[Data about app and page elements]
::::
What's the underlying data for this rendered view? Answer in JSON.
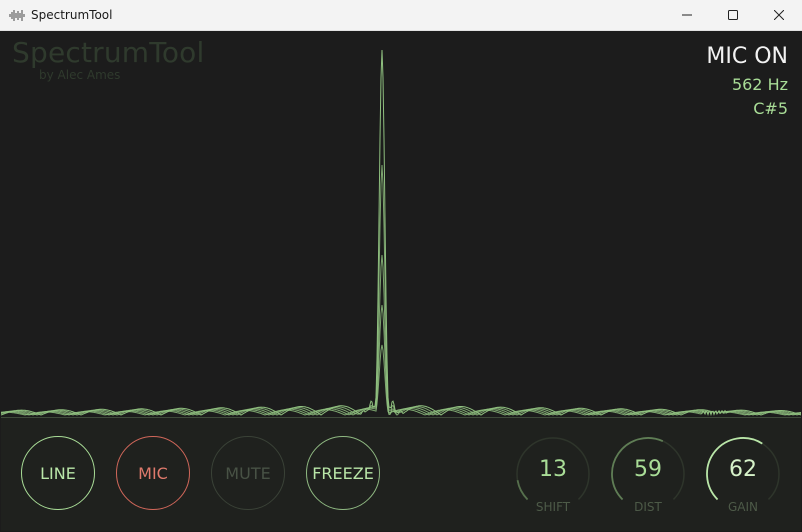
{
  "window": {
    "title": "SpectrumTool"
  },
  "branding": {
    "name": "SpectrumTool",
    "byline": "by Alec Ames"
  },
  "readout": {
    "status": "MIC ON",
    "frequency": "562 Hz",
    "note": "C#5"
  },
  "buttons": [
    {
      "label": "LINE",
      "state": "active"
    },
    {
      "label": "MIC",
      "state": "on"
    },
    {
      "label": "MUTE",
      "state": "disabled"
    },
    {
      "label": "FREEZE",
      "state": "idle"
    }
  ],
  "knobs": [
    {
      "label": "SHIFT",
      "value": "13",
      "level": 0.13
    },
    {
      "label": "DIST",
      "value": "59",
      "level": 0.59
    },
    {
      "label": "GAIN",
      "value": "62",
      "level": 0.62
    }
  ],
  "colors": {
    "accent": "#a9dd97",
    "mic_on": "#e07a6c",
    "disabled": "#485245",
    "status_text": "#f2f2f2",
    "background": "#1c1c1c"
  },
  "icons": {
    "app": "waveform-icon",
    "minimize": "minimize-icon",
    "maximize": "maximize-icon",
    "close": "close-icon"
  }
}
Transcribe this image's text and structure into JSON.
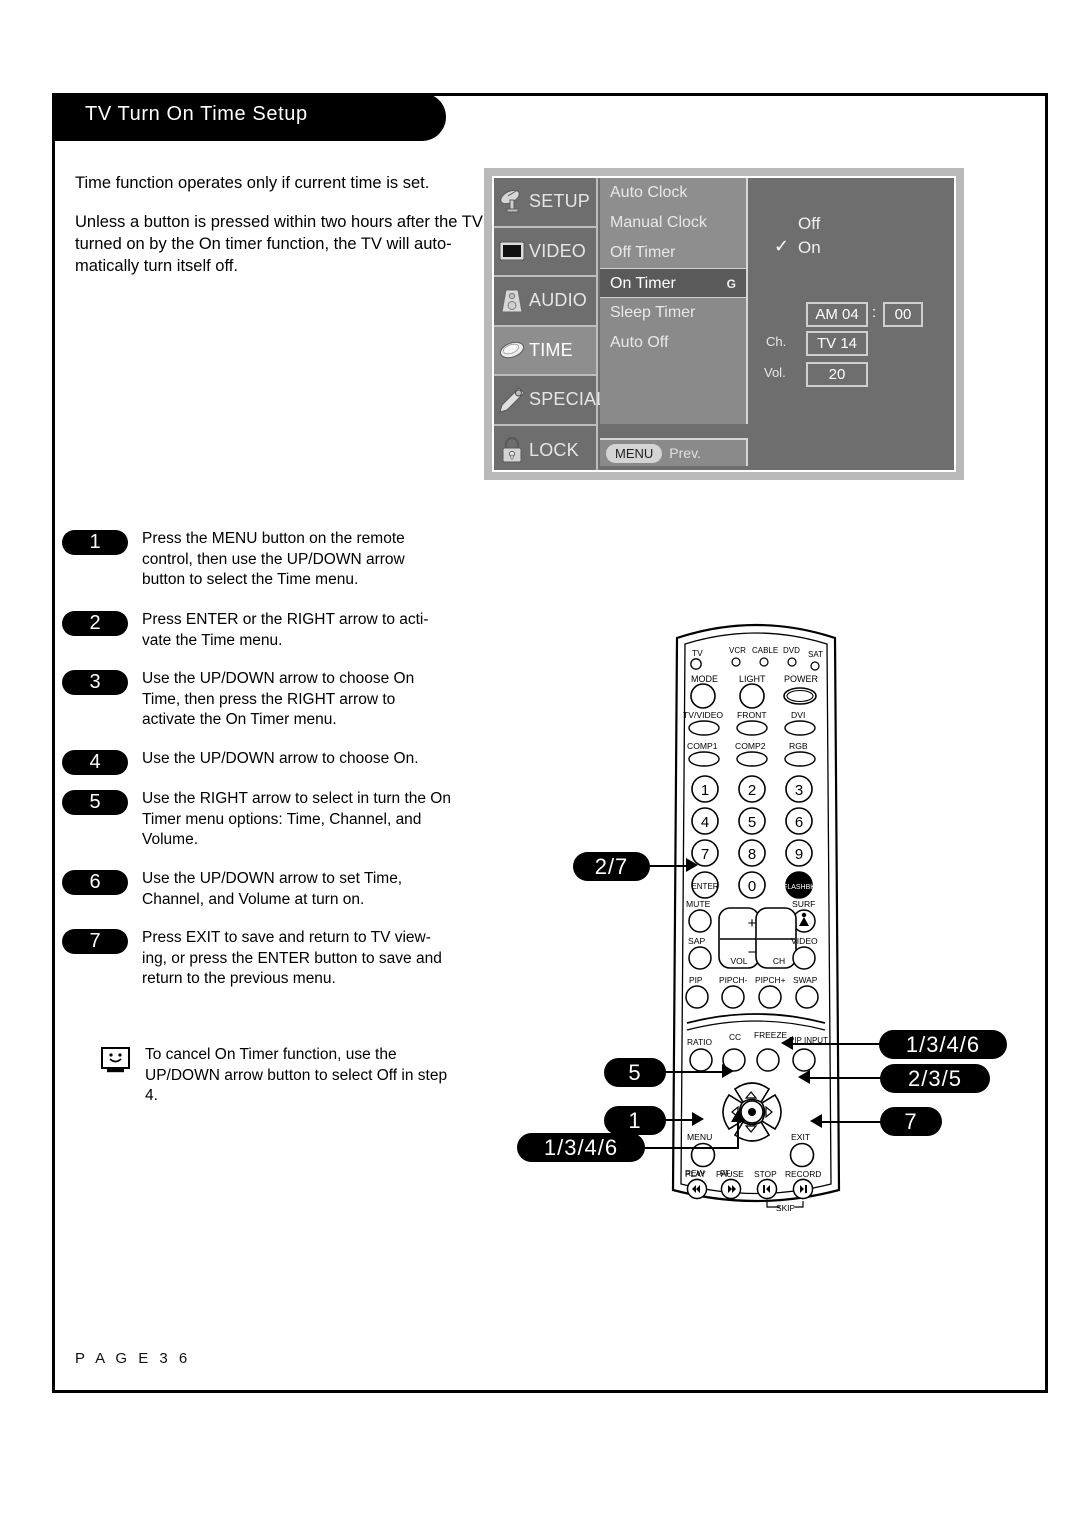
{
  "header": {
    "title": "TV Turn On Time Setup"
  },
  "intro": {
    "p1": "Time function operates only if current time is set.",
    "p2": "Unless a button is pressed within two hours after the TV is turned on by the On timer function, the TV will auto-matically turn itself off."
  },
  "osd": {
    "categories": [
      {
        "label": "SETUP",
        "icon": "satellite-dish-icon",
        "selected": false
      },
      {
        "label": "VIDEO",
        "icon": "tv-screen-icon",
        "selected": false
      },
      {
        "label": "AUDIO",
        "icon": "speaker-icon",
        "selected": false
      },
      {
        "label": "TIME",
        "icon": "clock-disc-icon",
        "selected": true
      },
      {
        "label": "SPECIAL",
        "icon": "key-icon",
        "selected": false
      },
      {
        "label": "LOCK",
        "icon": "padlock-icon",
        "selected": false
      }
    ],
    "items": [
      {
        "label": "Auto Clock",
        "highlighted": false,
        "marker": ""
      },
      {
        "label": "Manual Clock",
        "highlighted": false,
        "marker": ""
      },
      {
        "label": "Off Timer",
        "highlighted": false,
        "marker": ""
      },
      {
        "label": "On Timer",
        "highlighted": true,
        "marker": "G"
      },
      {
        "label": "Sleep Timer",
        "highlighted": false,
        "marker": ""
      },
      {
        "label": "Auto Off",
        "highlighted": false,
        "marker": ""
      }
    ],
    "footer": {
      "menu_pill": "MENU",
      "prev_label": "Prev."
    },
    "options": {
      "off": "Off",
      "on": "On",
      "checkmark": "✓"
    },
    "values": {
      "ampm_hour": "AM 04",
      "colon": ":",
      "minute": "00",
      "ch_label": "Ch.",
      "ch_value": "TV  14",
      "vol_label": "Vol.",
      "vol_value": "20"
    }
  },
  "steps": [
    {
      "num": "1",
      "text": "Press the MENU button on the remote control, then use the UP/DOWN arrow button to select the Time menu."
    },
    {
      "num": "2",
      "text": "Press ENTER or the RIGHT arrow to acti-vate the Time menu."
    },
    {
      "num": "3",
      "text": "Use the UP/DOWN arrow to choose On Time, then press the RIGHT arrow to activate the On Timer menu."
    },
    {
      "num": "4",
      "text": "Use the UP/DOWN arrow to choose On."
    },
    {
      "num": "5",
      "text": "Use the RIGHT arrow to select in turn the On Timer menu options: Time, Channel, and Volume."
    },
    {
      "num": "6",
      "text": "Use the UP/DOWN arrow to set Time, Channel, and Volume at turn on."
    },
    {
      "num": "7",
      "text": "Press EXIT to save and return to TV view-ing, or press the ENTER button to save and return to the previous menu."
    }
  ],
  "note": {
    "icon": "smiley-tv-icon",
    "text": "To cancel On Timer function, use the UP/DOWN arrow button to select Off in step 4."
  },
  "callouts": {
    "enter": "2/7",
    "left_arrow": "5",
    "menu": "1",
    "down_arrow": "1/3/4/6",
    "up_arrow": "1/3/4/6",
    "right_arrow": "2/3/5",
    "exit": "7"
  },
  "remote": {
    "device_leds": [
      "TV",
      "VCR",
      "CABLE",
      "DVD",
      "SAT"
    ],
    "row_mode": [
      "MODE",
      "LIGHT",
      "POWER"
    ],
    "row_input1": [
      "TV/VIDEO",
      "FRONT",
      "DVI"
    ],
    "row_input2": [
      "COMP1",
      "COMP2",
      "RGB"
    ],
    "keypad": [
      "1",
      "2",
      "3",
      "4",
      "5",
      "6",
      "7",
      "8",
      "9",
      "ENTER",
      "0",
      "FLASHBK"
    ],
    "row_mute": [
      "MUTE",
      "SURF"
    ],
    "row_sap": [
      "SAP",
      "VIDEO"
    ],
    "rockers": [
      "VOL",
      "CH",
      "+",
      "−"
    ],
    "row_pip": [
      "PIP",
      "PIPCH-",
      "PIPCH+",
      "SWAP"
    ],
    "row_ratio": [
      "RATIO",
      "CC",
      "FREEZE",
      "PIP INPUT"
    ],
    "nav": [
      "MENU",
      "EXIT"
    ],
    "row_transport": [
      "PLAY",
      "PAUSE",
      "STOP",
      "RECORD"
    ],
    "row_transport2": [
      "REW",
      "FF"
    ],
    "skip_label": "SKIP"
  },
  "footer": {
    "page": "P A G E   3 6"
  }
}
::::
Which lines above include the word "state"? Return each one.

      "state": "active"
      "state": "on"
      "state": "disabled"
      "state": "idle"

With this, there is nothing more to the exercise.